Wade Guyton, Zeichnungen für ein kleines Zimmer, Exhibition view, Secession 2011, Photo: Jorit Aust

Wade Guyton

Zeichnungen für ein kleines Zimmer

May 27 – August 21, 2011

In his exhibition Zeichnungen für ein kleines Zimmer (Drawings For A Small Room) at the Secession, American artist Wade Guyton shows small-format works characterized by a minimalist formal vocabulary. As his support medium, he uses pages from old art, architecture and lifestyle magazines which he prints over with an inkjet printer. The abstract idiom devised by the artist on the computer using standard word processing software and the results of this work process are imposed by the fluctuating quality of the printing technology. The works are often ripped or crumpled, with more or less ink applied, plus errors and problems of saturation.

Wade Guyton leaves his artworks to mechanical chance. Using a standard inkjet printer, he reproduces non-figurative compositions on canvas or paper.
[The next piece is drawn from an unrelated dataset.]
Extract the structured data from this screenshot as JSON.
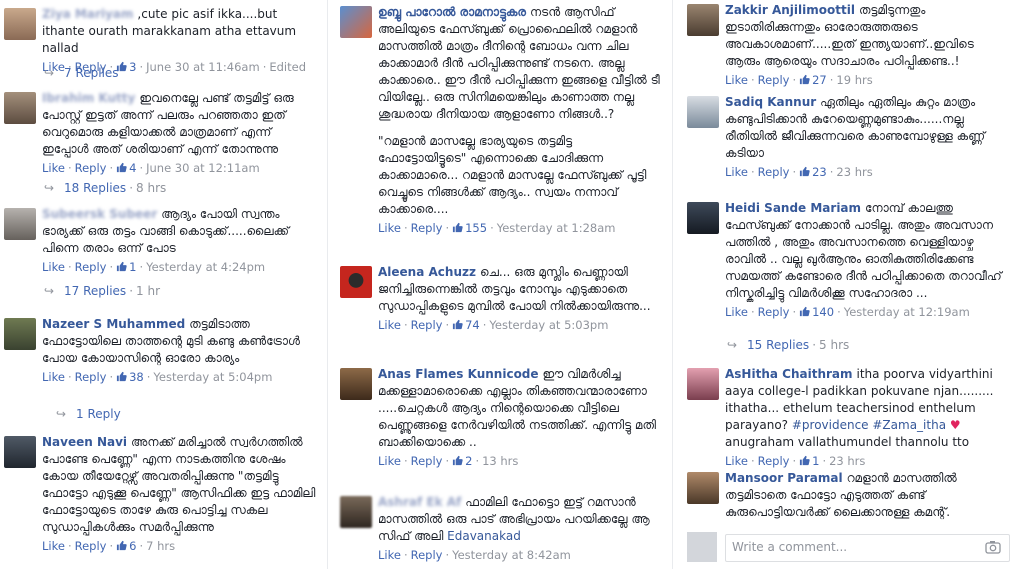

Specific combinations of image and imprint have different effects that are never entirely intended: sometimes the result appears serious, weighty and considered, while other times it seems unintentional and casual. Guyton’s work recalls the production aesthetic of movements like Abstract Expressionism and Minimalism. His praxis addresses issues of appropriation and the originality of the artwork, as well as timely manifestations of ordinary everyday copying and pasting. But even his choice of materials is at odds with purist discourse: prefabricated supports whose maximum width is dictated by industry standards, and thoroughly regulated computer programs and colour schemes that are more or less immune to the decisions of the artist subject.


Wade Guyton, born in Hammond (USA) in 1972, lives and works in New York City.